NEW DELHI/ISLAMABAD, (Reuters) – India accused Pakistan on Monday of trying to shift blame for the Mumbai attacks and demanded it do more to dismantle militant networks, while a top U.S. commander landed in Islamabad for more talks.
As tension between the nuclear-armed neighbours simmered, Pakistani Prime Minister Yousaf Raza Gilani said the armed forces were fully capable of defending the country and the people would be united if war was imposed.
India and the United States have blamed Pakistan-based militant group Lashkar-e-Taiba (LeT) for last month’s attacks which have provoked a sharp rise in rhetoric between the nuclear-armed neighbours who have fought three wars since 1947.

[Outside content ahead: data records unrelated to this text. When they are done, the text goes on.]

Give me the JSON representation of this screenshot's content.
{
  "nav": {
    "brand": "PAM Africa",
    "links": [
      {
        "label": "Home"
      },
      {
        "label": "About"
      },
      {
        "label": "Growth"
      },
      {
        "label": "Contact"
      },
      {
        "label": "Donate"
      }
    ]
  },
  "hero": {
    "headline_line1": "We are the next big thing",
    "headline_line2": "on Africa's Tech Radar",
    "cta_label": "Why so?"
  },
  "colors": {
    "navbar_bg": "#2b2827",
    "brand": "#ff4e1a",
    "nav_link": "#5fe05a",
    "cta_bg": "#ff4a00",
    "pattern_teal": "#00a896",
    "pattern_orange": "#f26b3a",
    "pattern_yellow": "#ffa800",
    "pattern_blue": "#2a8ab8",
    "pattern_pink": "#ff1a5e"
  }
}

Pakistan denies any links to the assault on India’s financial heart, which killed 179 people, blaming “non-state actors”, and has promised to cooperate in investigations. However, Pakistan says India has provided no evidence for it to investigate.
“Pakistan’s response so far has demonstrated their earlier tendency to resort to a policy of denial and to seek to deflect and shift the blame and responsibility,” Indian Foreign Minister Pranab Mukherjee said.

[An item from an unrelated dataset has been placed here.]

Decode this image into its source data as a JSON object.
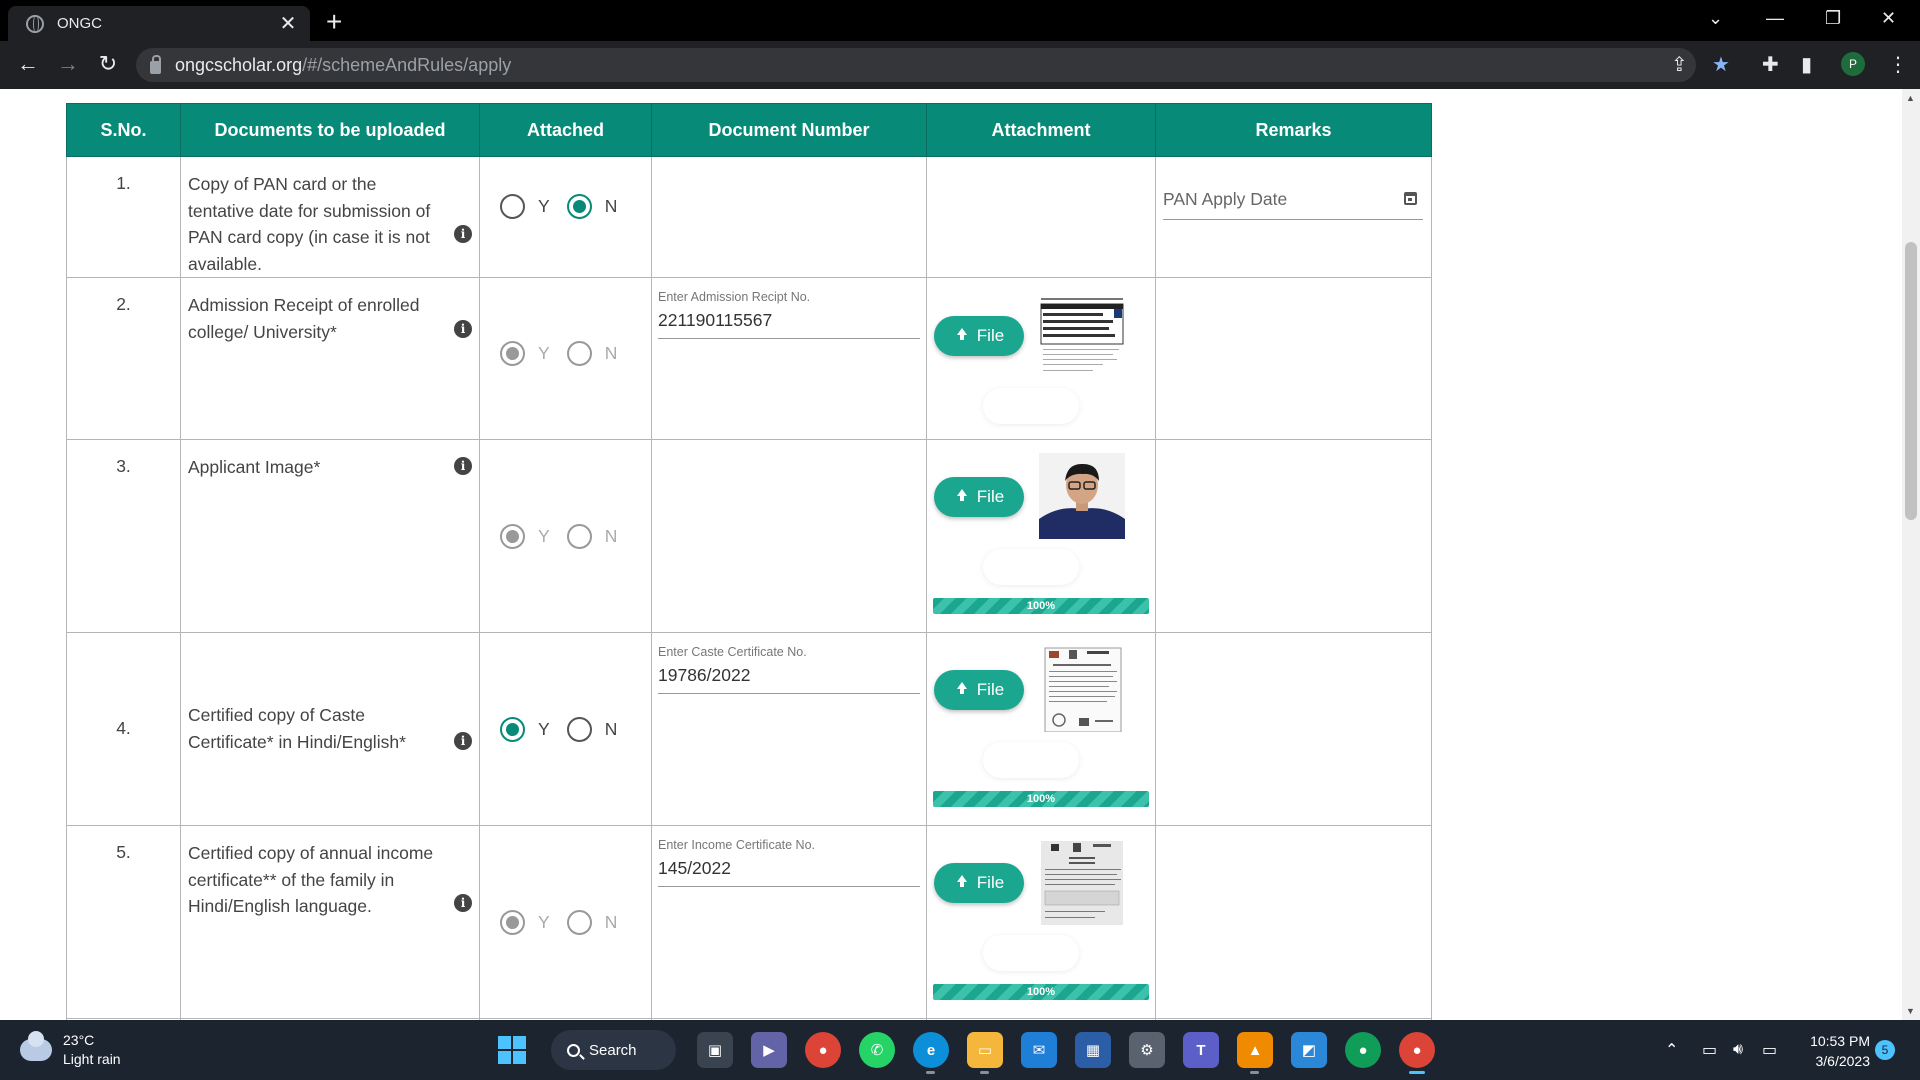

Mukherjee reiterated that India was keeping all its options open after the Mumbai attacks, comments the Indian media have widely interpreted to mean that a military response was still possible. Mukherjee said that was not his intent.
Amid the war of words, the Pakistani air force conducted an exercise, causing delay to two civilian flights in the eastern city of Lahore, said Muhammad Latif, a spokesman for Pakistan International Airlines.
A Pakistani air force spokesman would only say the air force had “enhanced its vigilance” in view of the situation.
Gilani said Pakistan’s desire for peaceful coexistence should not be taken as weakness. “However, if war is imposed upon us the whole nation would be united and the armed forces are fully capable of safeguarding and defending the territorial integrity,” Gilani’s office quoted him as telling Pakistan’s high commissioner to India.
On Sunday, Mukherjee said India had given Pakistan specific evidence about who was behind the Mumbai attacks, including intercepted satellite telephone conversations and an account given by the lone surviving gunman, Ajmal Amir Kasab.
A Pakistani spokesman said India had provided no evidence and the only information it was getting was through the media. “We are doing our own investigation but it can go only so far because we do not have anything from the scene of the crime, we do not have anything from India,” said Pakistani Foreign Ministry spokesman Mohammad Sadiq.
The Indian foreign ministry later said it had handed a letter written by Kasab to Pakistan’s acting high commissioner in New Delhi in which Kasab said he and the nine gunmen killed in the siege were all from Pakistan.
Kasab had also asked to meet Pakistani diplomats.
Some Indian analysts said they feared the stridency of the Indian reaction might be painting Pakistan into a corner. “We should have given Pakistan more time and by making the kind of remarks we have made, we have taken away any other option. We have spoken too soon and too loosely,” New Delhi political commentator Prem Shankar Jha told Reuters.
The U.S. Joint Chiefs of Staff chairman, Admiral Mike Mullen, arrived in Pakistan for his second visit since the attacks for talks on “regional issues”, a U.S. embassy spokesman said.
Early this month, Mullen urged Pakistan to investigate all links to Mumbai and to broaden its campaign against militants.
Sadiq said Pakistan was doing everything possible: “We have done more than what is required by the U.N. Security Council.”
A U.N. Security Council committee this month added four Lashkar leaders to a list of people and groups facing sanctions for ties to al Qaeda or the Taliban.
LeT was set up to fight Indian rule in Kashmir and has been linked by U.S. officials and analysts to Pakistan’s powerful Inter-Services Intelligence military spy agency, who they say use it as a tool to destabilise India.
The U.N. sanctions also covered what the committee said was a new alias for Lashkar-e-Taiba — the Jamaat-ud-Dawa (JuD). Lashkar was banned in Pakistan in 2002.
Pakistan has detained scores of militants and shut offices and frozen the assets of the JuD which says it is an Islamic charity with no Lashkar connection.
In response to the attack, India has imposed a “pause” on a nearly five-year old peace process, that had brought better ties, and cancelled a cricket tour of Pakistan.